      • trying out new words when talking to their friends

      • during story time, asking questions to clarify concepts and build word knowledge

      • describing the process of how eggs and an incubator were used together to hatch baby chicks.

      • Provide numerous daily opportunities for children to talk with peers and adults in the classroom.

      • Encourage children's verbal input during shared book reading (e.g., in response to questions or to relate the book to their own experiences)

      • Teach children to play Go Fish and other card games that require verbal labeling and request of picture card.

      • Develop child-friendly definitions of important words related to an upcoming lesson.

      • Build your own background knowledge and expanded vocabulary related to an upcoming thematic unit to share with the children.

      • Create a bulletin board or other spotlight area to highlight new words children discover during on-going classroom experiences.

      • Create and regularly add to a classroom dictionary that includes new words, child-friendly definitions, and illustrations or photographs.

    • b Child uses category labels (e.g., fruit, vegetable, animal, transportation, tool).

      • Sort objects into categories (P-I.2)
      • Which one is not like the others? (P-I.3)
      • answering questions at large group time about forms of transportation

      • labeling and describing fruits and vegetables

      • identifying which objects are kitchen items and which are not

      • describing an apple as a fruit and a jacket as a piece of clothing.

      • Call attention to category labels that appear in story books and other written text.

      • Model use of and teach children category group labels (e.g., vehicles, clothing, and furniture).

      • Provide opportunities for children to make category collages of items and have children share their collages by orally labeling each item and naming the category.

    • c Child uses a variety of word meaning relationships (e.g., part-whole, object-function, object-location).

      • naming parts of a familiar object (e.g., naming parts of a car: hood, window, trunk)

      • answering questions about what a familiar object is used for (e.g., pencil is for writing, pot is for cooking)

      • sorting play animals according to typical habitat (e.g., jungle animals vs. farm animals vs. house animals).

      • Use real objects, manipulatives, or photographs to help children practice using the concepts of part-whole (e.g., identifying the tires, steering wheel, trunk of a vehicle).

      • Before taking a fieldtrip, hold a class discussion about what you might see and experience at the location (e.g., sheep, tractor, cows at a farm).

      • After taking the fieldtrip, hold a discussion about what the children saw at the location and compare with the earlier prediction.

      • Discuss the necessary tools and their functions when planning a cooking experience (e.g., spoon for stirring, whisk for whipping, and oven for baking).

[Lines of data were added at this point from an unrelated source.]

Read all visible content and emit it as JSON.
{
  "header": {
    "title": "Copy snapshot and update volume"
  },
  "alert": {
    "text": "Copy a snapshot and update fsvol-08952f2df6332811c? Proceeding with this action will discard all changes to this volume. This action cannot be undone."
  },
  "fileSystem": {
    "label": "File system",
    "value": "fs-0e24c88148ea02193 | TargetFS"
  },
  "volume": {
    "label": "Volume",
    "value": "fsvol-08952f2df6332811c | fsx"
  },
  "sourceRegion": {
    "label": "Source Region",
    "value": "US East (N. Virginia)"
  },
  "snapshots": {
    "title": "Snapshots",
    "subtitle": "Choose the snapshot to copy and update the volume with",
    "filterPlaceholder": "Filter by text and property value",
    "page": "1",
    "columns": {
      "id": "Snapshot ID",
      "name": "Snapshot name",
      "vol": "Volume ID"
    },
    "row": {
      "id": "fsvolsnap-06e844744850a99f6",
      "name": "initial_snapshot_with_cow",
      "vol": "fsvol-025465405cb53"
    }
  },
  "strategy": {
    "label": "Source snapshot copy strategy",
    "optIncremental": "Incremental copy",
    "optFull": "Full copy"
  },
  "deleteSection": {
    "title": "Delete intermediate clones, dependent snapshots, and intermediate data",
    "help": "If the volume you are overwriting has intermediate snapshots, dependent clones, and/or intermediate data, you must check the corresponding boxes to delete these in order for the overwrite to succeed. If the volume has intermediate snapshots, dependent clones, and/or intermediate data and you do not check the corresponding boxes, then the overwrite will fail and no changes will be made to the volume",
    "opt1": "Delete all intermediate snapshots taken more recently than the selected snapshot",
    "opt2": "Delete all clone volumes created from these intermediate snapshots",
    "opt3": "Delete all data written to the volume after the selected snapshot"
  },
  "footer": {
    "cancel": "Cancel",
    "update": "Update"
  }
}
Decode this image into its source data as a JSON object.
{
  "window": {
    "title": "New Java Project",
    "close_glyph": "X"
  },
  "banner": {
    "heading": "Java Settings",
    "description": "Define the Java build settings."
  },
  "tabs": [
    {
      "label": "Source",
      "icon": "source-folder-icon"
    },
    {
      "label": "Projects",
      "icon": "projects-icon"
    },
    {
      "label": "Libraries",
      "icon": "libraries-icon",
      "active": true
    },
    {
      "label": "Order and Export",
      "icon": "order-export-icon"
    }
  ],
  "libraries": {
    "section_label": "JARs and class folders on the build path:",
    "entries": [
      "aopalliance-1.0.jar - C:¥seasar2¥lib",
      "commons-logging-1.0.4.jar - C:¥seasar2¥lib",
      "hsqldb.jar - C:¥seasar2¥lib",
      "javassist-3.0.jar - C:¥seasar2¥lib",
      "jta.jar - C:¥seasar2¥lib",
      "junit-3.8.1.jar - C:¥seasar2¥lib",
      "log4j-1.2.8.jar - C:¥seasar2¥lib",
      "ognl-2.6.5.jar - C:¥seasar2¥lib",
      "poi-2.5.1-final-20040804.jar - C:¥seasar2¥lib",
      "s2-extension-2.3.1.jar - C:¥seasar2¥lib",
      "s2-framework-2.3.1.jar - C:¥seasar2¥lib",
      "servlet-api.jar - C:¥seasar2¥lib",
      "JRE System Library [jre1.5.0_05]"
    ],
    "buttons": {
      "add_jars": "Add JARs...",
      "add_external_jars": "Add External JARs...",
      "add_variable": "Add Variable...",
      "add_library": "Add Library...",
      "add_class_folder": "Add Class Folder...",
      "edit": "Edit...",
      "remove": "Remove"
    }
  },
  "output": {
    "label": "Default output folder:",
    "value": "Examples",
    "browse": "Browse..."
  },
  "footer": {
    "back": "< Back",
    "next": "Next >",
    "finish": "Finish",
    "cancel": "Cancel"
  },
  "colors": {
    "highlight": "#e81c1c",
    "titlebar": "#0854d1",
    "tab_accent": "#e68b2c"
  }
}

      • Use props, manipulatives, charts, and photos to support children's understanding of associations among word concepts (e.g., matching pictures of car parts to the picture of a car.).